Supplied entries »
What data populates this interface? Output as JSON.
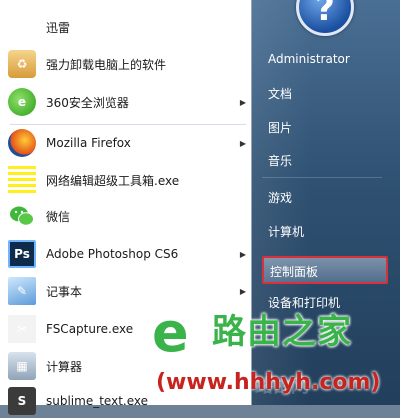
{
  "user": {
    "name": "Administrator",
    "avatar_glyph": "?"
  },
  "programs": [
    {
      "label": "迅雷",
      "icon": "xunlei-bird-icon",
      "icon_glyph": "✈",
      "has_arrow": false
    },
    {
      "label": "强力卸载电脑上的软件",
      "icon": "uninstall-box-icon",
      "icon_glyph": "♻",
      "has_arrow": false
    },
    {
      "label": "360安全浏览器",
      "icon": "360-browser-icon",
      "icon_glyph": "e",
      "has_arrow": true
    },
    {
      "label": "Mozilla Firefox",
      "icon": "firefox-icon",
      "icon_glyph": "",
      "has_arrow": true
    },
    {
      "label": "网络编辑超级工具箱.exe",
      "icon": "toolbox-yellow-icon",
      "icon_glyph": "",
      "has_arrow": false
    },
    {
      "label": "微信",
      "icon": "wechat-icon",
      "icon_glyph": "",
      "has_arrow": false
    },
    {
      "label": "Adobe Photoshop CS6",
      "icon": "photoshop-icon",
      "icon_glyph": "Ps",
      "has_arrow": true
    },
    {
      "label": "记事本",
      "icon": "notepad-icon",
      "icon_glyph": "✎",
      "has_arrow": true
    },
    {
      "label": "FSCapture.exe",
      "icon": "fscapture-icon",
      "icon_glyph": "✂",
      "has_arrow": false
    },
    {
      "label": "计算器",
      "icon": "calculator-icon",
      "icon_glyph": "▦",
      "has_arrow": false
    },
    {
      "label": "sublime_text.exe",
      "icon": "sublime-text-icon",
      "icon_glyph": "S",
      "has_arrow": false
    }
  ],
  "arrow_glyph": "▶",
  "right_items": [
    {
      "label": "文档"
    },
    {
      "label": "图片"
    },
    {
      "label": "音乐"
    },
    {
      "label": "游戏"
    },
    {
      "label": "计算机"
    },
    {
      "label": "控制面板",
      "highlighted": true
    },
    {
      "label": "设备和打印机"
    }
  ],
  "watermark": {
    "logo_glyph": "e",
    "name": "路由之家",
    "url": "(www.hhhyh.com)",
    "ghost": "路由网"
  },
  "colors": {
    "highlight_border": "#d9303a",
    "watermark_green": "#3ab34a",
    "watermark_red": "#c7241f"
  }
}
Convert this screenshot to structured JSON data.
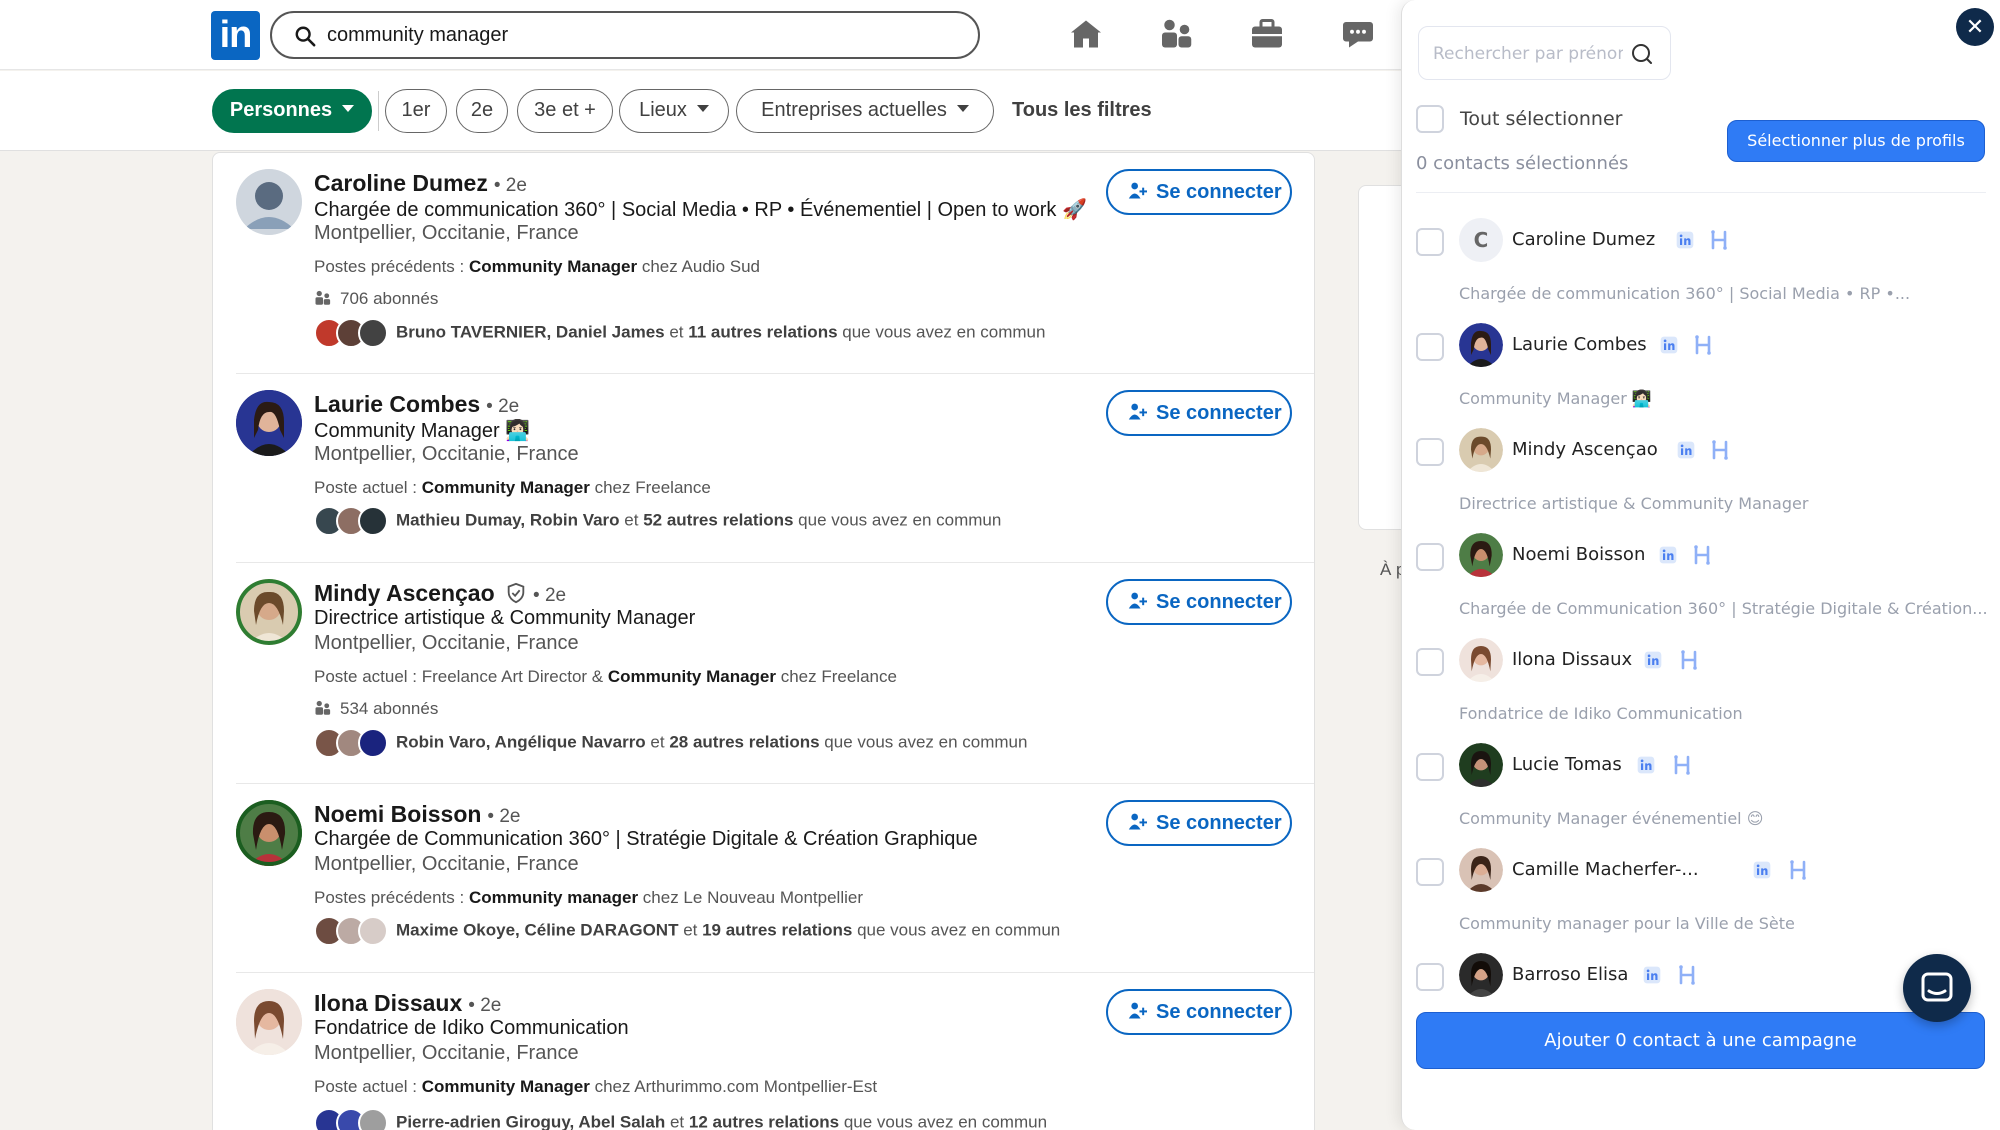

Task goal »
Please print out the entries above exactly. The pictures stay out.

Task response »
What data populates this interface? Output as JSON.
{
  "user": {
    "name": "Administrator",
    "avatar_glyph": "?"
  },
  "programs": [
    {
      "label": "迅雷",
      "icon": "xunlei-bird-icon",
      "icon_glyph": "✈",
      "has_arrow": false
    },
    {
      "label": "强力卸载电脑上的软件",
      "icon": "uninstall-box-icon",
      "icon_glyph": "♻",
      "has_arrow": false
    },
    {
      "label": "360安全浏览器",
      "icon": "360-browser-icon",
      "icon_glyph": "e",
      "has_arrow": true
    },
    {
      "label": "Mozilla Firefox",
      "icon": "firefox-icon",
      "icon_glyph": "",
      "has_arrow": true
    },
    {
      "label": "网络编辑超级工具箱.exe",
      "icon": "toolbox-yellow-icon",
      "icon_glyph": "",
      "has_arrow": false
    },
    {
      "label": "微信",
      "icon": "wechat-icon",
      "icon_glyph": "",
      "has_arrow": false
    },
    {
      "label": "Adobe Photoshop CS6",
      "icon": "photoshop-icon",
      "icon_glyph": "Ps",
      "has_arrow": true
    },
    {
      "label": "记事本",
      "icon": "notepad-icon",
      "icon_glyph": "✎",
      "has_arrow": true
    },
    {
      "label": "FSCapture.exe",
      "icon": "fscapture-icon",
      "icon_glyph": "✂",
      "has_arrow": false
    },
    {
      "label": "计算器",
      "icon": "calculator-icon",
      "icon_glyph": "▦",
      "has_arrow": false
    },
    {
      "label": "sublime_text.exe",
      "icon": "sublime-text-icon",
      "icon_glyph": "S",
      "has_arrow": false
    }
  ],
  "arrow_glyph": "▶",
  "right_items": [
    {
      "label": "文档"
    },
    {
      "label": "图片"
    },
    {
      "label": "音乐"
    },
    {
      "label": "游戏"
    },
    {
      "label": "计算机"
    },
    {
      "label": "控制面板",
      "highlighted": true
    },
    {
      "label": "设备和打印机"
    }
  ],
  "watermark": {
    "logo_glyph": "e",
    "name": "路由之家",
    "url": "(www.hhhyh.com)",
    "ghost": "路由网"
  },
  "colors": {
    "highlight_border": "#d9303a",
    "watermark_green": "#3ab34a",
    "watermark_red": "#c7241f"
  }
}
Convert this screenshot to structured JSON data.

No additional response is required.